▸ TASK INPUTS:
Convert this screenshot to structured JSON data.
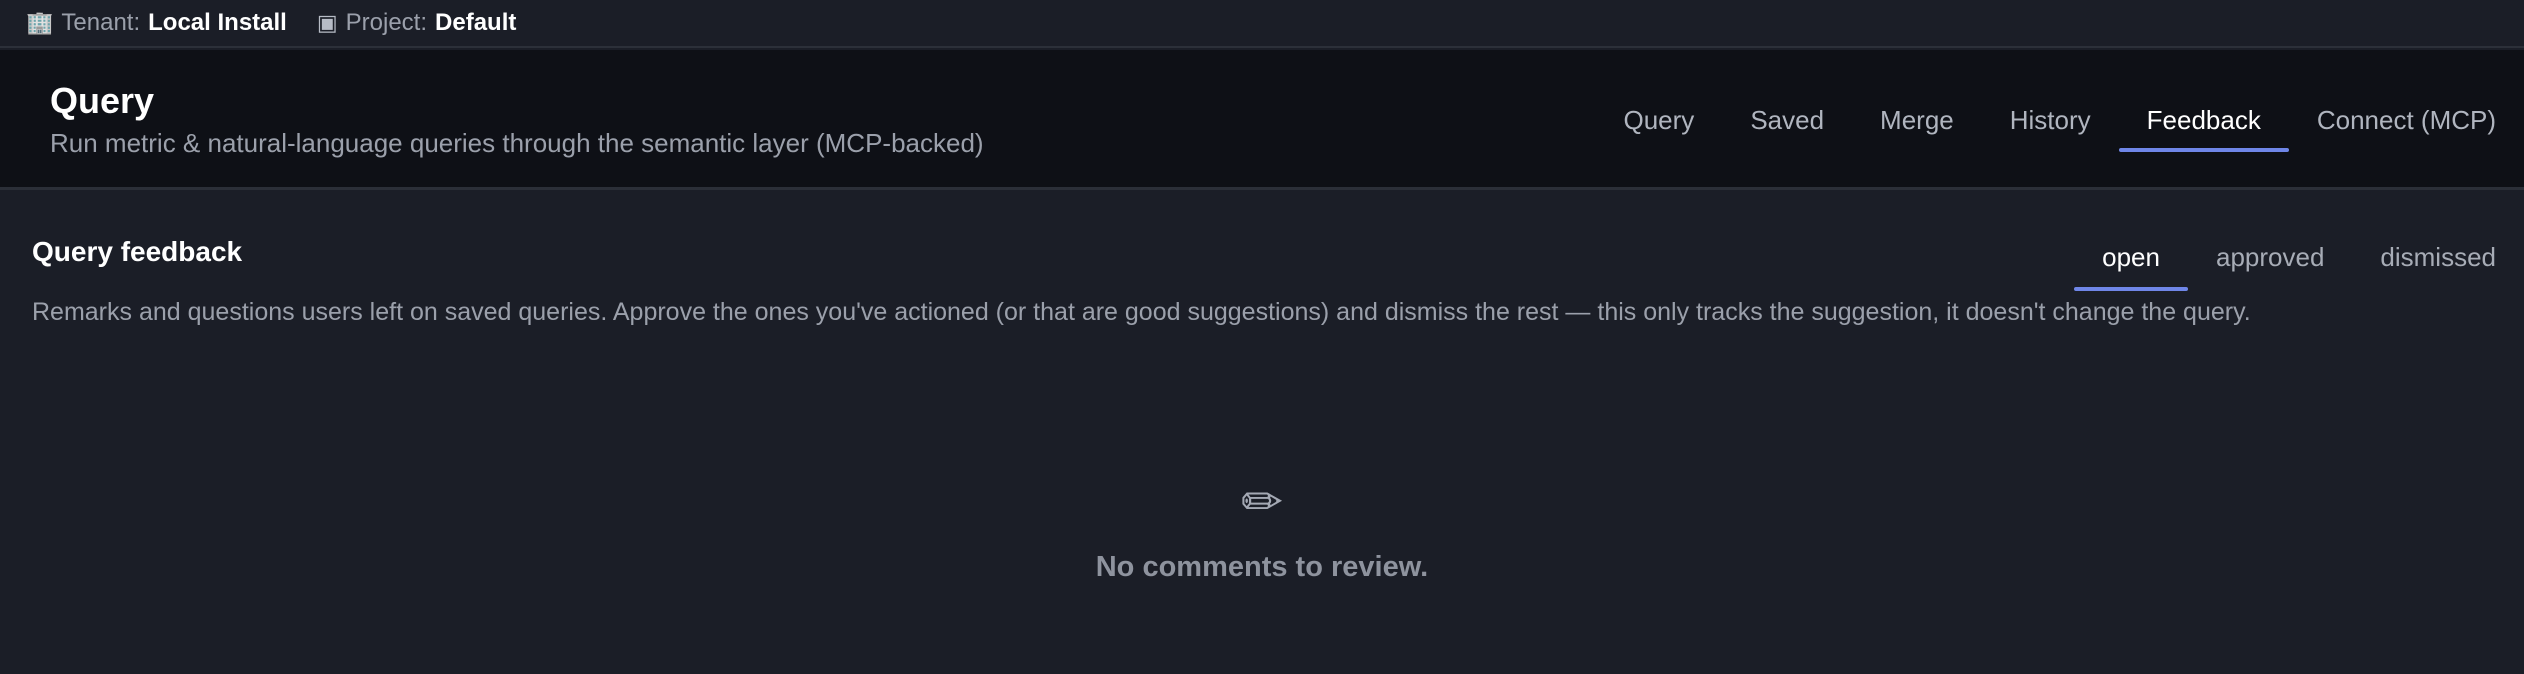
{
  "context": {
    "tenant_icon": "🏢",
    "tenant_label": "Tenant:",
    "tenant_value": "Local Install",
    "project_icon": "▣",
    "project_label": "Project:",
    "project_value": "Default"
  },
  "header": {
    "title": "Query",
    "subtitle": "Run metric & natural-language queries through the semantic layer (MCP-backed)",
    "nav": [
      {
        "label": "Query"
      },
      {
        "label": "Saved"
      },
      {
        "label": "Merge"
      },
      {
        "label": "History"
      },
      {
        "label": "Feedback"
      },
      {
        "label": "Connect (MCP)"
      }
    ],
    "active_tab": "Feedback"
  },
  "feedback": {
    "title": "Query feedback",
    "description": "Remarks and questions users left on saved queries. Approve the ones you've actioned (or that are good suggestions) and dismiss the rest — this only tracks the suggestion, it doesn't change the query.",
    "filters": [
      {
        "label": "open"
      },
      {
        "label": "approved"
      },
      {
        "label": "dismissed"
      }
    ],
    "active_filter": "open",
    "empty_icon": "✏",
    "empty_text": "No comments to review."
  },
  "colors": {
    "accent": "#6f86e8",
    "background": "#1b1e27",
    "header_background": "#0e1016"
  }
}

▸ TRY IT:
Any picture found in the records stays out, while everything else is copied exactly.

▸ RESULT:
Convert this screenshot to structured JSON data.
{
  "context": {
    "tenant_icon": "🏢",
    "tenant_label": "Tenant:",
    "tenant_value": "Local Install",
    "project_icon": "▣",
    "project_label": "Project:",
    "project_value": "Default"
  },
  "header": {
    "title": "Query",
    "subtitle": "Run metric & natural-language queries through the semantic layer (MCP-backed)",
    "nav": [
      {
        "label": "Query"
      },
      {
        "label": "Saved"
      },
      {
        "label": "Merge"
      },
      {
        "label": "History"
      },
      {
        "label": "Feedback"
      },
      {
        "label": "Connect (MCP)"
      }
    ],
    "active_tab": "Feedback"
  },
  "feedback": {
    "title": "Query feedback",
    "description": "Remarks and questions users left on saved queries. Approve the ones you've actioned (or that are good suggestions) and dismiss the rest — this only tracks the suggestion, it doesn't change the query.",
    "filters": [
      {
        "label": "open"
      },
      {
        "label": "approved"
      },
      {
        "label": "dismissed"
      }
    ],
    "active_filter": "open",
    "empty_icon": "✏",
    "empty_text": "No comments to review."
  },
  "colors": {
    "accent": "#6f86e8",
    "background": "#1b1e27",
    "header_background": "#0e1016"
  }
}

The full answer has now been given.